When it was evident to bonafide intending settlers that the grant of September 1st, 1759, could not be acted upon so us that the Government conditions upon which the lands were to be held, could be complied with, and their title be secured, those who really meant to emigrate to this part of the Province appear to have taken up a new grant, which was recorded (January 8th, 1760) only four months after the first. The terms in which the grant is expressed are similar to those in the first.

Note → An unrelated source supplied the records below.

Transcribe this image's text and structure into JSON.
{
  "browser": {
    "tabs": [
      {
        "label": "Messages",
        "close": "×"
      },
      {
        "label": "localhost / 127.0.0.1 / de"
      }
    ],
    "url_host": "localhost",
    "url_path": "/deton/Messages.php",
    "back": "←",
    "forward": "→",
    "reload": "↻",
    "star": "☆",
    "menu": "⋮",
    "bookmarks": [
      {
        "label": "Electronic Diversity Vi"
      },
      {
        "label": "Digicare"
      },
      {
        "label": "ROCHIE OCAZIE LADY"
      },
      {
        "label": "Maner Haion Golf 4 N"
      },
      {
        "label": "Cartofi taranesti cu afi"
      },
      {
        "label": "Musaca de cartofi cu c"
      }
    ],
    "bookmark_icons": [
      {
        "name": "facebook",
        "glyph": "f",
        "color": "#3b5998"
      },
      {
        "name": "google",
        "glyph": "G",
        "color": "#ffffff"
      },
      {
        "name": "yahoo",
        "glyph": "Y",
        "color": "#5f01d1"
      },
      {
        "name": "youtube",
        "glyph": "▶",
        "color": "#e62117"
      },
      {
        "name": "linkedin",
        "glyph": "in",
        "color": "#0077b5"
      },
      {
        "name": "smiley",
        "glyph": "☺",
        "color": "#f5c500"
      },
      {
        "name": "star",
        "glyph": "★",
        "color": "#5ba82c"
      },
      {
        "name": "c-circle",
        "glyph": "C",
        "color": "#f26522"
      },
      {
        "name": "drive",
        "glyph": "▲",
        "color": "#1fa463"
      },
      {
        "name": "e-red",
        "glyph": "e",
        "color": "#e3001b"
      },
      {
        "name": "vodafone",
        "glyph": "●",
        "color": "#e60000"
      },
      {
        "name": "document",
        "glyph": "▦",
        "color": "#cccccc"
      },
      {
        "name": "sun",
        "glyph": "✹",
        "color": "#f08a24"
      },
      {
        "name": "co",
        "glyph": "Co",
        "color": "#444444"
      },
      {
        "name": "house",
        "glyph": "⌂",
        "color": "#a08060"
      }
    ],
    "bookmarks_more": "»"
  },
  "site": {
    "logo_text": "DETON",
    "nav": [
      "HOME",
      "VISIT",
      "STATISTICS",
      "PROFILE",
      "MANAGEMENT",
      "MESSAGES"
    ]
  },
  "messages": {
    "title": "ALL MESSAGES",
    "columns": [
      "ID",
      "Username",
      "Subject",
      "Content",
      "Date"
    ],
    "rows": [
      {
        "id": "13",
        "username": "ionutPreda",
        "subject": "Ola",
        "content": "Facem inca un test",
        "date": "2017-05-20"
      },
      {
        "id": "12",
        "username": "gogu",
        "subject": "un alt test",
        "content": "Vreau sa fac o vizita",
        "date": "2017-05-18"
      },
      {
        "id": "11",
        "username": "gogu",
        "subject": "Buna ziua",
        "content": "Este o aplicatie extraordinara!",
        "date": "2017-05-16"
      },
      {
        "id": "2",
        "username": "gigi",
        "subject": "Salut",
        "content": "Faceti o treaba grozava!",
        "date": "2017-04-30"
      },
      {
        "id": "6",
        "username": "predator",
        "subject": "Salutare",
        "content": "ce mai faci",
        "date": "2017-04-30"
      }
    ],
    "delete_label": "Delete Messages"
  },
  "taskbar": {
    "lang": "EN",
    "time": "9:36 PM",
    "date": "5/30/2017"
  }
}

This second grant of the whole Township (100,000 acres), recorded on January 8th, is immediately followed by another, recorded on the same day, granting to several parties mentioned in the preceding grant of the whole, 27,000 acres. I confess when I read these several grants, and others with them, I had very, great difficulty in reconciling them. But I have come to the conclusion, that as grants cost nothing to take out, they were taken out at random, or on speculation; that intending settlers were baulked in their endeavours by being associated with parties who had no intention to settle; the terms of the grants being such as to make them valid only in the event of all the parties named in the body of the grant jointly, as well as severally, complying. I observe that in the grant of September 1st, 1759, one Thomas Anderson was a party,—-indeed his name is first on the list, although he is not mentioned in the preamble reciting the fact that an application had been made. And in the subsequent grant of the whole, dated January 8th, 1760, he is still at the head of the list. And in the partial grant of the same day and date, amounting to 27,000 acres, he is the first named. I am of opinion that Anderson saw that there was danger, as it actually happened, that the’ second grant might fall through; and, being in earnest, the smaller grant of the same date was a kind of a confirmatory grant, holding good to the several parties separately. Be that as it may, anxious though he seems to have been to settle in Yarmouth, he does not appear in the list of grantees of the Township made in 1767: nor does it appear that he ever came here.

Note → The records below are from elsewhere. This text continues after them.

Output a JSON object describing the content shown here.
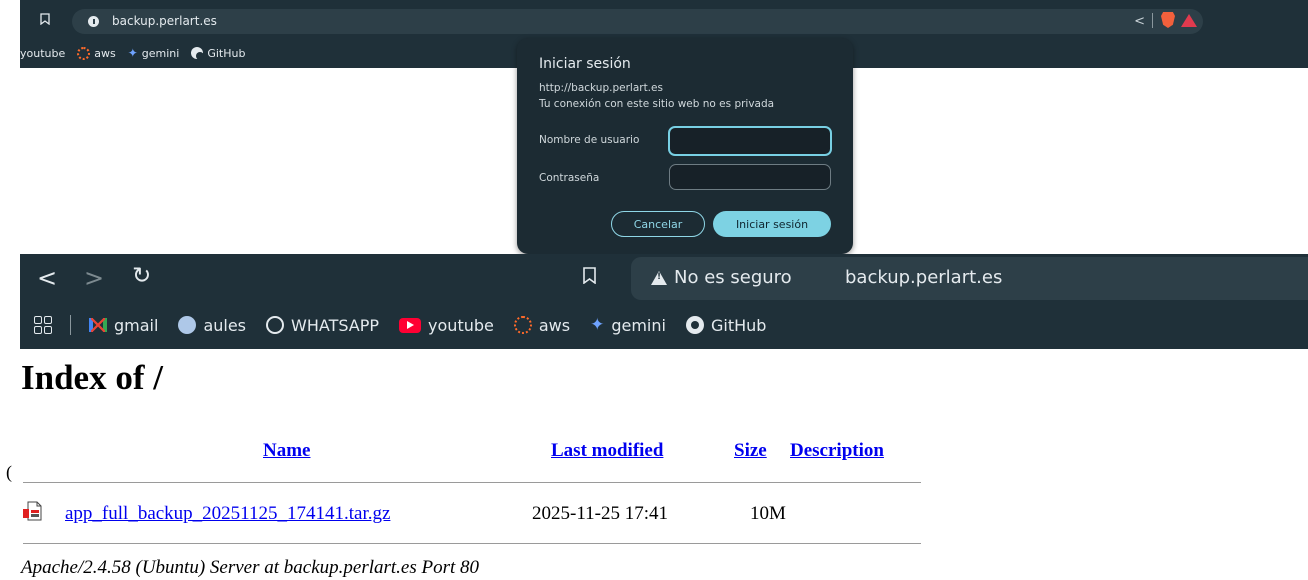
{
  "top_browser": {
    "url": "backup.perlart.es",
    "bookmarks": [
      {
        "label": "youtube",
        "icon": "youtube-icon"
      },
      {
        "label": "aws",
        "icon": "aws-icon"
      },
      {
        "label": "gemini",
        "icon": "gemini-icon"
      },
      {
        "label": "GitHub",
        "icon": "github-icon"
      }
    ]
  },
  "login_dialog": {
    "title": "Iniciar sesión",
    "url": "http://backup.perlart.es",
    "privacy_note": "Tu conexión con este sitio web no es privada",
    "username_label": "Nombre de usuario",
    "username_value": "",
    "password_label": "Contraseña",
    "password_value": "",
    "cancel_label": "Cancelar",
    "submit_label": "Iniciar sesión"
  },
  "browser": {
    "security_label": "No es seguro",
    "url": "backup.perlart.es",
    "bookmarks": [
      {
        "label": "gmail",
        "icon": "gmail-icon"
      },
      {
        "label": "aules",
        "icon": "aules-icon"
      },
      {
        "label": "WHATSAPP",
        "icon": "whatsapp-icon"
      },
      {
        "label": "youtube",
        "icon": "youtube-icon"
      },
      {
        "label": "aws",
        "icon": "aws-icon"
      },
      {
        "label": "gemini",
        "icon": "gemini-icon"
      },
      {
        "label": "GitHub",
        "icon": "github-icon"
      }
    ]
  },
  "listing": {
    "title": "Index of /",
    "columns": {
      "name": "Name",
      "last_modified": "Last modified",
      "size": "Size",
      "description": "Description"
    },
    "stray_char": "(",
    "files": [
      {
        "name": "app_full_backup_20251125_174141.tar.gz",
        "last_modified": "2025-11-25 17:41",
        "size": "10M",
        "description": ""
      }
    ],
    "server_signature": "Apache/2.4.58 (Ubuntu) Server at backup.perlart.es Port 80"
  },
  "colors": {
    "chrome_bg": "#1f3039",
    "dialog_bg": "#1c2b33",
    "accent": "#7dd2e3",
    "link": "#0000ee"
  }
}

I think it worth recording, that the name of the County, or Township, first appears in the grant made in September, 1759, in which it is provided that the tract of land hitherto known as Cape Eorcliue, shall be “a Township, to be called hereafter and known by the name of the Township of Yarmouth.” This fact is interesting, as it affords, from the circumstance that about one hundred out of the one hundred and thirty-three grantees of 1759 were inhabitants of New England, a presumption that the name was suggested by those who were already acquainted or identified with the Township and Town of Yarmouth, in Massachusetts. We know that numerous families who settled .early in this Township came from that neighbourhood. On the other hand, the opinion has been expressed by those entitled to respect, that the Township derived its name from a nobleman in the ministry of the day; a fashion of which we have numerous proofs in the Province.

Return to Book Index Page

This comment system requires you to be logged in through either a Disqus account or an account you already have with Google, Twitter, Facebook or Yahoo. In the event you don't have an account with any of these companies then you can create an account with Disqus. All comments are moderated so they won't display until the moderator has approved your comment.

comments powered by Disqus